The Shark Week behemoth is back. On July 5, Discovery Channel’s week-long ode to the ocean predator returned for its 28th season, promising more hours of programming than ever. Last year, more than 42 million people watched Shark Week, making Discovery the highest-rated cable channel in all of television.
The ratings bonanza came at a cost, though. In recent years, Shark Week has ventured deep into the waters of pseudoscience. The manipulative 2013 “documentary” Megalodon: The Monster Shark Lives, strung viewers along as it searched for a mythical shark that went extinct millions of years ago. That was then followed up in 2014 with Megalodon: The New Evidence, in which no actual evidence for its current existence—new or old—was provided.
But this year, Discovery seems to be putting a higher price on its credibility. Howard Swartz, head of development at Discovery Channel, tells Quartz that Shark Week will be focused more on science and research this time around. “We’ve certainly experimented with different types of storytelling over the last several years,” he says. “[New Discovery president] Rich Ross has come in and he does want to make it more science and research focused, so we’re doubling down on that direction.”
Of course, it’s not just Shark Week that has accounted for Discovery’s unfortunate devolution. Last year, Discovery aired a much-hyped, two-hour special about a man being eaten alive by an anaconda. (Unfortunately for viewers, no such consumption took place.) But Shark Week is Discovery’s crown jewel, and perhaps its best bet for lifting the channel out of the indistinguishable swamp of reality television that is cable TV in the United States.
To be sure, Discovery Channel has a really tough job. Striking the right balance between entertainment and education isn’t easy. When you devolve into ridiculous cryptozoology, people will watch, but they surely won’t be learning anything, and others will call you out hard for your lunacy. (Shortly after the man-eating snake debacle, Ross promised that the network was done with fake documentaries.)

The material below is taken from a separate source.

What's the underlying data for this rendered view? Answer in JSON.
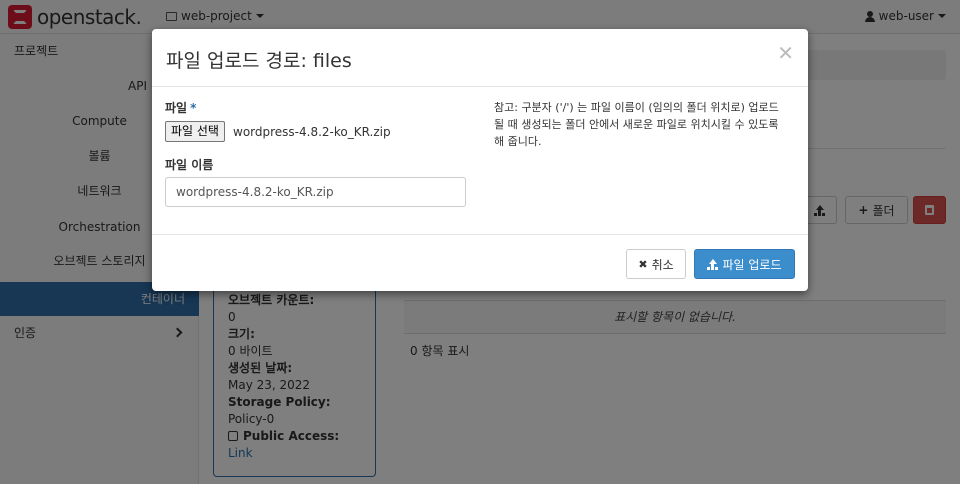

At the same time, you can’t just show hours and hours of sharks swimming in the ocean, with no dramatic tension or heightened stakes for the viewer. As cool as sharks are, that kind of footage is unlikely to captivate a broad base of viewers—and then you’ve got bigger problems than a few scientists on the internet complaining about the Megalodon.
“We always want to be entertaining, we’ll never abandon the desire to entertain people,” Swartz said.

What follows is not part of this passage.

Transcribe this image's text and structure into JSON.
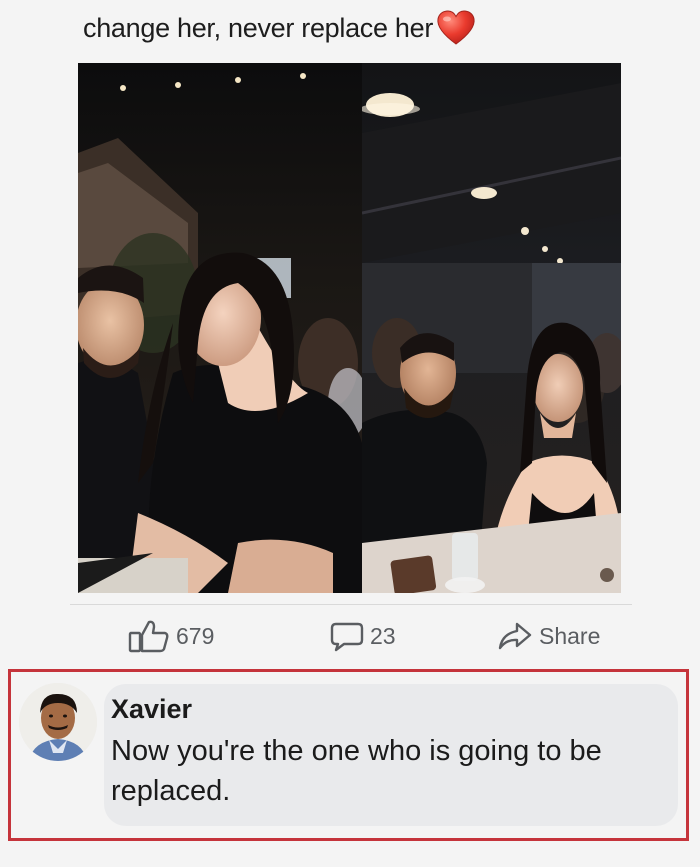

But luckily for Shark Week watchers, a cursory look at this year’s lineup reveals a slate of programming mostly devoted to scientific fact, devoid of anything remotely like Megalodon. Here’s a sampling of what’s on the schedule:
Shark expert Greg Skomal and a team of engineers from the Woods Hole Oceanographic Institution embark on a mission to find out why great white sightings in Florida are on the rise. It’s the biggest study ever of Atlantic great whites.
Now we’re talking. This is especially timely, given the recent rise in shark attacks in North and South Carolina this summer.
A team of marine biologists set out to clock the top speed of the fastest shark in the ocean – the mako. Meanwhile, a second team aims to prove that makos are ambush predators that breach to kill their prey, just like great whites.
More good stuff—an interesting experiment that can actually be conducted out in the field with real living sharks, not fake extinct ones.
Return of the Great White Serial Killer
Since 2008, every two years, in October, shark attacks strike Surf Beach, California. Now as October 2014 closes in, questions remain: will the attacks happen again? Is it the same shark? And, can DNA identify the great white shark responsible?
Ehh, this one is a little iffy. The notion that there is a “serial killer” shark, or that the same exact shark is responsible for all of these attacks that span several years, is slightly wonky.
Alien Sharks: Close Encounters
Deep below the ocean’s surface live some of the strangest marine animals on earth. Now, three expeditions are exploring those depths for sharks that glow in the dark. They are hoping for a close encounter in the strange domain of alien sharks.
The name of this program might scream “cryptozoology,” but these glow-in-the-dark sharks actually do exist.
Verdict: Discovery Channel is making an honest effort to improve the educational value of Shark Week and to rid itself of the pseudoscientific schlock that severely damaged its dignity. Now we’ll have to wait and see if this affects the ratings.